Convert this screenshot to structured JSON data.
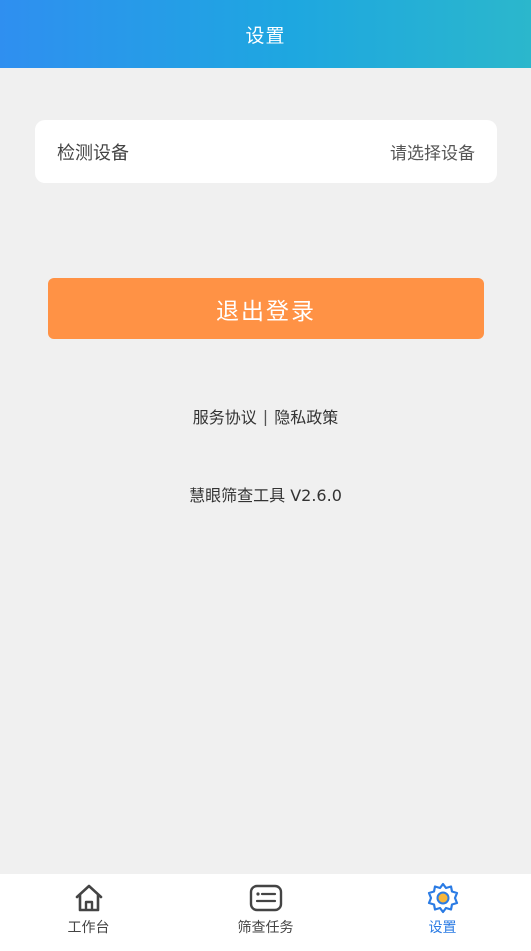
{
  "header": {
    "title": "设置"
  },
  "device": {
    "label": "检测设备",
    "value": "请选择设备"
  },
  "logout": {
    "label": "退出登录"
  },
  "links": {
    "service": "服务协议",
    "separator": "|",
    "privacy": "隐私政策"
  },
  "version": {
    "text": "慧眼筛查工具 V2.6.0"
  },
  "tabbar": {
    "items": [
      {
        "label": "工作台",
        "icon": "home-icon"
      },
      {
        "label": "筛查任务",
        "icon": "task-list-icon"
      },
      {
        "label": "设置",
        "icon": "gear-icon",
        "active": true
      }
    ],
    "active_color": "#2a7be4"
  },
  "colors": {
    "accent": "#ff9245",
    "header_start": "#2f8ff0",
    "header_end": "#2bb7cc"
  }
}
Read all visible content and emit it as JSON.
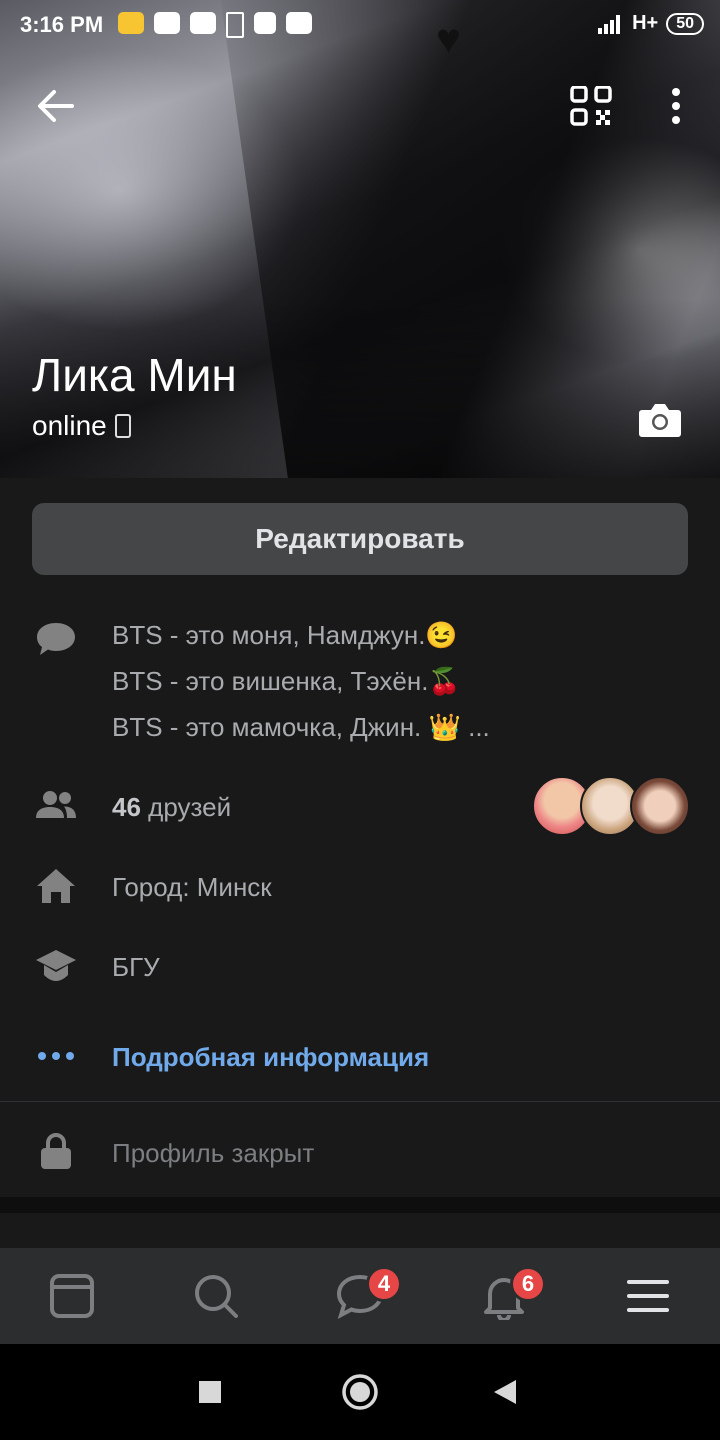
{
  "status_bar": {
    "time": "3:16 PM",
    "network": "H+",
    "battery": "50"
  },
  "profile": {
    "name": "Лика Мин",
    "status": "online",
    "edit_label": "Редактировать"
  },
  "about": {
    "lines": [
      "BTS - это моня, Намджун.😉",
      "BTS - это вишенка, Тэхён.🍒",
      "BTS - это мамочка, Джин. 👑 ..."
    ]
  },
  "friends": {
    "count": "46",
    "label": " друзей"
  },
  "city": "Город: Минск",
  "education": "БГУ",
  "more_info": "Подробная информация",
  "privacy": "Профиль закрыт",
  "tabbar": {
    "messages_badge": "4",
    "notifications_badge": "6"
  },
  "colors": {
    "background": "#19191a",
    "accent_link": "#71aaeb",
    "badge": "#e64646",
    "button": "#454647"
  }
}
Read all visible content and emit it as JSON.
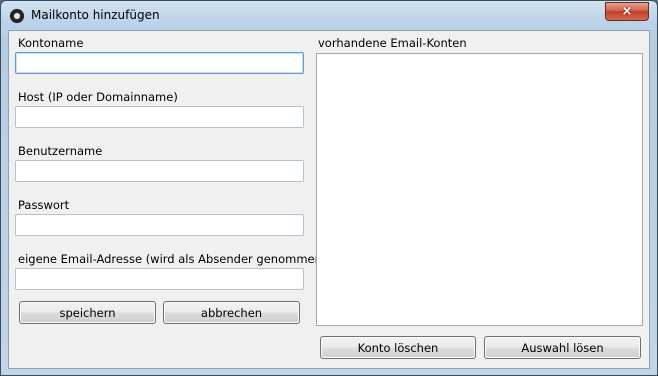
{
  "window": {
    "title": "Mailkonto hinzufügen",
    "close_label": "×"
  },
  "form": {
    "account_name": {
      "label": "Kontoname",
      "value": ""
    },
    "host": {
      "label": "Host (IP oder Domainname)",
      "value": ""
    },
    "username": {
      "label": "Benutzername",
      "value": ""
    },
    "password": {
      "label": "Passwort",
      "value": ""
    },
    "sender_email": {
      "label": "eigene Email-Adresse (wird als Absender genommen)",
      "value": ""
    },
    "save_label": "speichern",
    "cancel_label": "abbrechen"
  },
  "accounts": {
    "label": "vorhandene Email-Konten",
    "items": [],
    "delete_label": "Konto löschen",
    "clear_selection_label": "Auswahl lösen"
  }
}
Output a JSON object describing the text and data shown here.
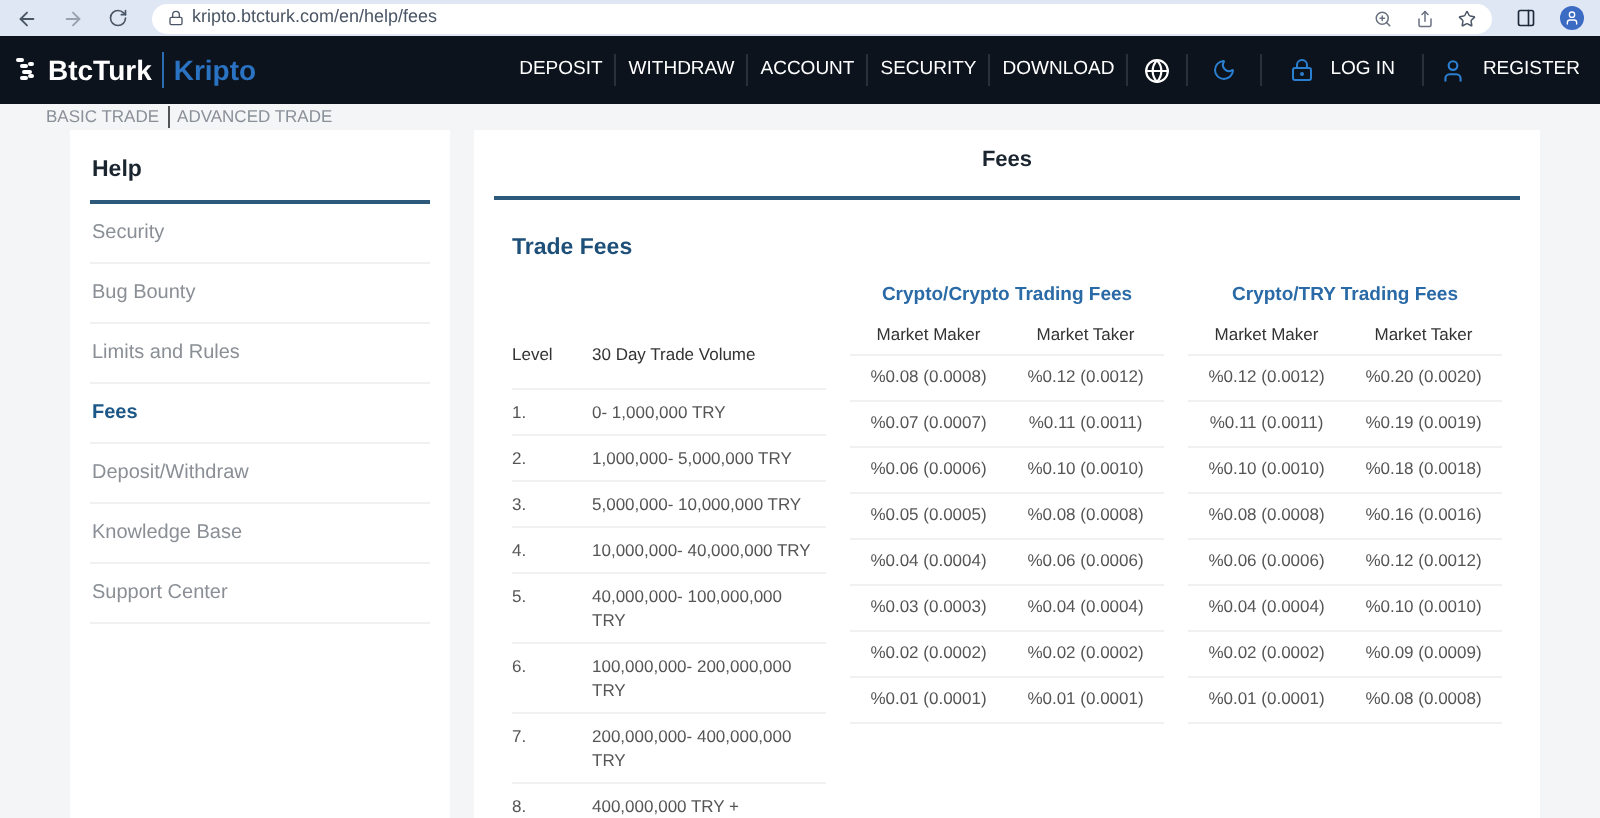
{
  "browser": {
    "url": "kripto.btcturk.com/en/help/fees"
  },
  "navbar": {
    "brand": "BtcTurk",
    "brand_sub": "Kripto",
    "items": [
      "DEPOSIT",
      "WITHDRAW",
      "ACCOUNT",
      "SECURITY",
      "DOWNLOAD"
    ],
    "login": "LOG IN",
    "register": "REGISTER"
  },
  "trade_switch": [
    "BASIC TRADE",
    "ADVANCED TRADE"
  ],
  "sidebar": {
    "title": "Help",
    "items": [
      {
        "label": "Security",
        "selected": false
      },
      {
        "label": "Bug Bounty",
        "selected": false
      },
      {
        "label": "Limits and Rules",
        "selected": false
      },
      {
        "label": "Fees",
        "selected": true
      },
      {
        "label": "Deposit/Withdraw",
        "selected": false
      },
      {
        "label": "Knowledge Base",
        "selected": false
      },
      {
        "label": "Support Center",
        "selected": false
      }
    ]
  },
  "main": {
    "title": "Fees",
    "section_title": "Trade Fees",
    "volume_table": {
      "columns": [
        "Level",
        "30 Day Trade Volume"
      ],
      "rows": [
        [
          "1.",
          "0- 1,000,000 TRY"
        ],
        [
          "2.",
          "1,000,000- 5,000,000 TRY"
        ],
        [
          "3.",
          "5,000,000- 10,000,000 TRY"
        ],
        [
          "4.",
          "10,000,000- 40,000,000 TRY"
        ],
        [
          "5.",
          "40,000,000- 100,000,000 TRY"
        ],
        [
          "6.",
          "100,000,000- 200,000,000 TRY"
        ],
        [
          "7.",
          "200,000,000- 400,000,000 TRY"
        ],
        [
          "8.",
          "400,000,000 TRY +"
        ]
      ]
    },
    "fee_tables": [
      {
        "title": "Crypto/Crypto Trading Fees",
        "columns": [
          "Market Maker",
          "Market Taker"
        ],
        "rows": [
          [
            "%0.08 (0.0008)",
            "%0.12 (0.0012)"
          ],
          [
            "%0.07 (0.0007)",
            "%0.11 (0.0011)"
          ],
          [
            "%0.06 (0.0006)",
            "%0.10 (0.0010)"
          ],
          [
            "%0.05 (0.0005)",
            "%0.08 (0.0008)"
          ],
          [
            "%0.04 (0.0004)",
            "%0.06 (0.0006)"
          ],
          [
            "%0.03 (0.0003)",
            "%0.04 (0.0004)"
          ],
          [
            "%0.02 (0.0002)",
            "%0.02 (0.0002)"
          ],
          [
            "%0.01 (0.0001)",
            "%0.01 (0.0001)"
          ]
        ]
      },
      {
        "title": "Crypto/TRY Trading Fees",
        "columns": [
          "Market Maker",
          "Market Taker"
        ],
        "rows": [
          [
            "%0.12 (0.0012)",
            "%0.20 (0.0020)"
          ],
          [
            "%0.11 (0.0011)",
            "%0.19 (0.0019)"
          ],
          [
            "%0.10 (0.0010)",
            "%0.18 (0.0018)"
          ],
          [
            "%0.08 (0.0008)",
            "%0.16 (0.0016)"
          ],
          [
            "%0.06 (0.0006)",
            "%0.12 (0.0012)"
          ],
          [
            "%0.04 (0.0004)",
            "%0.10 (0.0010)"
          ],
          [
            "%0.02 (0.0002)",
            "%0.09 (0.0009)"
          ],
          [
            "%0.01 (0.0001)",
            "%0.08 (0.0008)"
          ]
        ]
      }
    ]
  }
}
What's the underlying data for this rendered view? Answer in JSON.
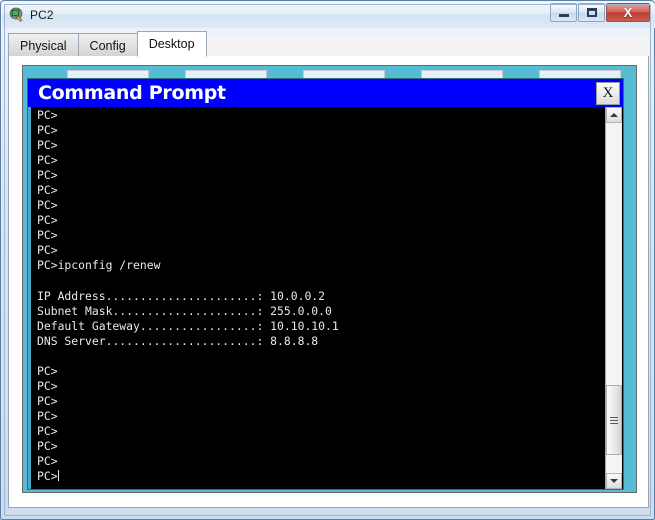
{
  "window": {
    "title": "PC2",
    "icon": "pc-device-icon",
    "controls": {
      "minimize_label": "–",
      "maximize_label": "□",
      "close_label": "X"
    }
  },
  "tabs": [
    {
      "label": "Physical",
      "active": false
    },
    {
      "label": "Config",
      "active": false
    },
    {
      "label": "Desktop",
      "active": true
    }
  ],
  "command_prompt": {
    "title": "Command Prompt",
    "close_label": "X",
    "lines": [
      "PC>",
      "PC>",
      "PC>",
      "PC>",
      "PC>",
      "PC>",
      "PC>",
      "PC>",
      "PC>",
      "PC>",
      "PC>ipconfig /renew",
      "",
      "IP Address......................: 10.0.0.2",
      "Subnet Mask.....................: 255.0.0.0",
      "Default Gateway.................: 10.10.10.1",
      "DNS Server......................: 8.8.8.8",
      "",
      "PC>",
      "PC>",
      "PC>",
      "PC>",
      "PC>",
      "PC>",
      "PC>",
      "PC>"
    ],
    "prompt_with_cursor": "PC>",
    "network_info": {
      "ip_address": "10.0.0.2",
      "subnet_mask": "255.0.0.0",
      "default_gateway": "10.10.10.1",
      "dns_server": "8.8.8.8",
      "command": "ipconfig /renew"
    },
    "scrollbar": {
      "up_arrow": "scroll-up-arrow-icon",
      "down_arrow": "scroll-down-arrow-icon"
    }
  },
  "colors": {
    "desktop_teal": "#55bcd4",
    "cmd_titlebar_blue": "#0000ff",
    "terminal_bg": "#000000",
    "terminal_text": "#e8e8e8",
    "close_button_red": "#b83e34"
  }
}
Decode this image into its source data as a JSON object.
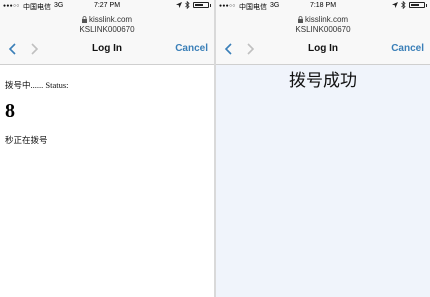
{
  "left": {
    "status_bar": {
      "carrier": "中国电信",
      "network": "3G",
      "time": "7:27 PM"
    },
    "header": {
      "url": "kisslink.com",
      "ssid": "KSLINK000670",
      "title": "Log In",
      "cancel": "Cancel"
    },
    "content": {
      "line1": "拨号中...... Status:",
      "count": "8",
      "line3": "秒正在拨号"
    }
  },
  "right": {
    "status_bar": {
      "carrier": "中国电信",
      "network": "3G",
      "time": "7:18 PM"
    },
    "header": {
      "url": "kisslink.com",
      "ssid": "KSLINK000670",
      "title": "Log In",
      "cancel": "Cancel"
    },
    "content": {
      "success": "拨号成功"
    }
  },
  "colors": {
    "accent": "#3a7fb8",
    "right_background": "#f0f4fb"
  },
  "icons": [
    "signal-dots-icon",
    "lock-icon",
    "chevron-left-icon",
    "chevron-right-icon",
    "location-arrow-icon",
    "bluetooth-icon",
    "battery-icon"
  ]
}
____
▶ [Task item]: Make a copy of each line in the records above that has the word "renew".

▶ [Worked solution]:
      "PC>ipconfig /renew",
      "command": "ipconfig /renew"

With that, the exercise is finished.